Close scrutiny of the paintings undermines these representational overtures. The surfaces re-construe themselves as a collection of markings, elucidating the gullibility of the eyes and mind, faculties that willingly fall for even the crudest visual suggestions. What first appears to delineate architectural ornament, or a course of windows on a cathedral, converts into a row of black dabs of paint on a vaguely pyramidal, dirty pink shape. Muddy reds and mouldy yellows accompany a range of grays and blacks that dominate her narrow palette. The medium also presents a record of the artist’s actions. It holds the textures made by the brush’s contact and contains the ghosts of accumulations abruptly removed from the surface. The vertical and horizontal sweep of vigorous strokes honours the canvas’ planarity and infers the grid. Ní Mhaonaigh also contradicts the two-dimensional character of the surface by extending colour to the sides of the works. Viewing a work from an angle not only reveals one of the colours used in the painting, it also reaffirms the canvas’ presence as a three-dimensional object.
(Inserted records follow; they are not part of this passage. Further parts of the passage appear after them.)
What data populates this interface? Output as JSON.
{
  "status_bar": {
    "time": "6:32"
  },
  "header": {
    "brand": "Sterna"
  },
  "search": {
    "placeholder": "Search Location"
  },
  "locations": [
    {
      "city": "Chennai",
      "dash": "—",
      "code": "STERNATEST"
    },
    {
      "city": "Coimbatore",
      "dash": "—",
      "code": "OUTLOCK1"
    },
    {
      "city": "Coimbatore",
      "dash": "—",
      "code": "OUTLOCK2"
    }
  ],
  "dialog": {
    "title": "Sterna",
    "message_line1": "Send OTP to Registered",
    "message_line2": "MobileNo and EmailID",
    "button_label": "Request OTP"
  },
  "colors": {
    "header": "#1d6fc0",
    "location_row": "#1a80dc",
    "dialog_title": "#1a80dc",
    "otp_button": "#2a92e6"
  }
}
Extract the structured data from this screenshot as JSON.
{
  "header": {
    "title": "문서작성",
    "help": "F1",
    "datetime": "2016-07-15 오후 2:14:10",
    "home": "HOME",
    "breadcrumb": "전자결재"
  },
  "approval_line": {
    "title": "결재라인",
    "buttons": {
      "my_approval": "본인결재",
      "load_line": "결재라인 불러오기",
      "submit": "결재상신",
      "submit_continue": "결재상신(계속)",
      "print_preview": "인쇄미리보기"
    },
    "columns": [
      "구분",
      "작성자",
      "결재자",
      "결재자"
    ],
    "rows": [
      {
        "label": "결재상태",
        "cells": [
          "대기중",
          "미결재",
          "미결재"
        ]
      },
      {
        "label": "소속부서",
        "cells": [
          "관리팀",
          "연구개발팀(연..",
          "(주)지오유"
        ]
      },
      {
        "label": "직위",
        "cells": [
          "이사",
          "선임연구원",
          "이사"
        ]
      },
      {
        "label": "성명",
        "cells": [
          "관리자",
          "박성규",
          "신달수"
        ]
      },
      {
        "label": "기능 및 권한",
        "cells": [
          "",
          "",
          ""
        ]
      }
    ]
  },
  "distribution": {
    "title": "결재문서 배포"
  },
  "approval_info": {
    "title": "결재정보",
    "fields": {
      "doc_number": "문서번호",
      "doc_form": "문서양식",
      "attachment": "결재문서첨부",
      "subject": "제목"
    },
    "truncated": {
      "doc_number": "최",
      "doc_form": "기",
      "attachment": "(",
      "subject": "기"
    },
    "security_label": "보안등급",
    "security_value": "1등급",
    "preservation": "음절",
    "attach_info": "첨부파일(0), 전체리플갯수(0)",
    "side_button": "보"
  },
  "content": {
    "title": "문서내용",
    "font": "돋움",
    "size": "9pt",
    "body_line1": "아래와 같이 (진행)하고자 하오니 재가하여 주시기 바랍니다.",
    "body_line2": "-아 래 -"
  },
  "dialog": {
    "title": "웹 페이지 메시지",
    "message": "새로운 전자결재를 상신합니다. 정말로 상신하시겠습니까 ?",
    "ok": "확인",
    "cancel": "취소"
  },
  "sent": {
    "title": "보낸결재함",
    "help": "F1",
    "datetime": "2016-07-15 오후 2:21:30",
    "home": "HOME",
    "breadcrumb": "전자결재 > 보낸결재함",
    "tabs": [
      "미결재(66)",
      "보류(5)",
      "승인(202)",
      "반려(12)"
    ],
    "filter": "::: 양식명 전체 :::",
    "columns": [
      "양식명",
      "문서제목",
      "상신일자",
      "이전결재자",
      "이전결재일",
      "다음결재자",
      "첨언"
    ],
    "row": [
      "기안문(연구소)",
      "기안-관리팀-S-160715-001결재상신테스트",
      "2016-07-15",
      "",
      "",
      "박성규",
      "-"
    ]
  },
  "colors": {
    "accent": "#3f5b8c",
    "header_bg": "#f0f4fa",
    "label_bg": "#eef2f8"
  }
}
The collective impact made by this selection of work seems to signal a departure from previous investigations, though this stylistic treatment is not altogether new. Works compositionally similar to this selection formed one of the several small groupings of Ní Mhaonaigh’s paintings that were included in Futures 2009. But in that situation, the work came across as fragmented. Its visual effect was also debilitated by the installation, especially the way in which the work had been gathered close together in a corner of the gallery. Here, given such a generous measure of space, the presence is unified and emphatic. It invites one to linger and carefully consider the artist’s accomplishment; to sort out the work’s contradictory qualities and digest the drama created with such a minimum of colour. In this context one can develop virtually private relationships with individual pieces or step back to peruse the entire selection.
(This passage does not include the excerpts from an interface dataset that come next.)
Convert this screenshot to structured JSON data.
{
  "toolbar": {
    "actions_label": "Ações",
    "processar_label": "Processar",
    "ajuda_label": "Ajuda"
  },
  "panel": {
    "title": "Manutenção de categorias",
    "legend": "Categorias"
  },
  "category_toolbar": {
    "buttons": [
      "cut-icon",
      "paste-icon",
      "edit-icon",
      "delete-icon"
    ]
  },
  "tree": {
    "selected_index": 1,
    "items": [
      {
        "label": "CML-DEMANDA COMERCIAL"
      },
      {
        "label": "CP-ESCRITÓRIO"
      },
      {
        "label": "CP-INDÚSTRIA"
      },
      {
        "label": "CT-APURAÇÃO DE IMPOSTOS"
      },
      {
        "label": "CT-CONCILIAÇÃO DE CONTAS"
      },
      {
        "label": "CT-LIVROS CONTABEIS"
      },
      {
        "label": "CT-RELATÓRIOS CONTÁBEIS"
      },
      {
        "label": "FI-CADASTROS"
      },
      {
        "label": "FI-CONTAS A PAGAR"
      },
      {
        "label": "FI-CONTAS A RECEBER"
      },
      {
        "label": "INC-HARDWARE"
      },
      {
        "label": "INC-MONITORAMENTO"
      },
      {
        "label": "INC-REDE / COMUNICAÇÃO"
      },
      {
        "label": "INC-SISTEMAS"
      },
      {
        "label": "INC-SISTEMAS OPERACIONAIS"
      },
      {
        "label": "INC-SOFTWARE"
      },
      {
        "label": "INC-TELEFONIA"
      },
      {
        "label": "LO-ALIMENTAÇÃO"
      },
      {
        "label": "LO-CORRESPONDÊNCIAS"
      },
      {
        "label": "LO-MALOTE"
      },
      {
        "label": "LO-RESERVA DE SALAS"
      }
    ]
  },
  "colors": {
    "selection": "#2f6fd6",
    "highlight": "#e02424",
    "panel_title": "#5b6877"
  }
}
Unlike some abstract paintings which can be hung any which way or reveal challenges posed by the edge of the canvas, the repetitive format of this work precludes any questions regarding proper orientation or disconcerting compositional issues. The broader bottom member of the painted frame and horizontal brush strokes crossing the lower register of the internal scenes firmly anchor each canvas. For such inherently complex visual expressions, the rigid structure avoids unnecessary distractions. It lets viewers conjecture as to what the paintings signify or depict, if they are pictures of pictures, and to what degree have they been carefully contrived and how much hinges on intuition. This is the allure of Ní Mhaonaigh’s canvases. In focusing on its seemingly disjointed aspects, she elicits a transformation in the viewer’s awareness of limning that, coincidentally, can also be intensely liminal.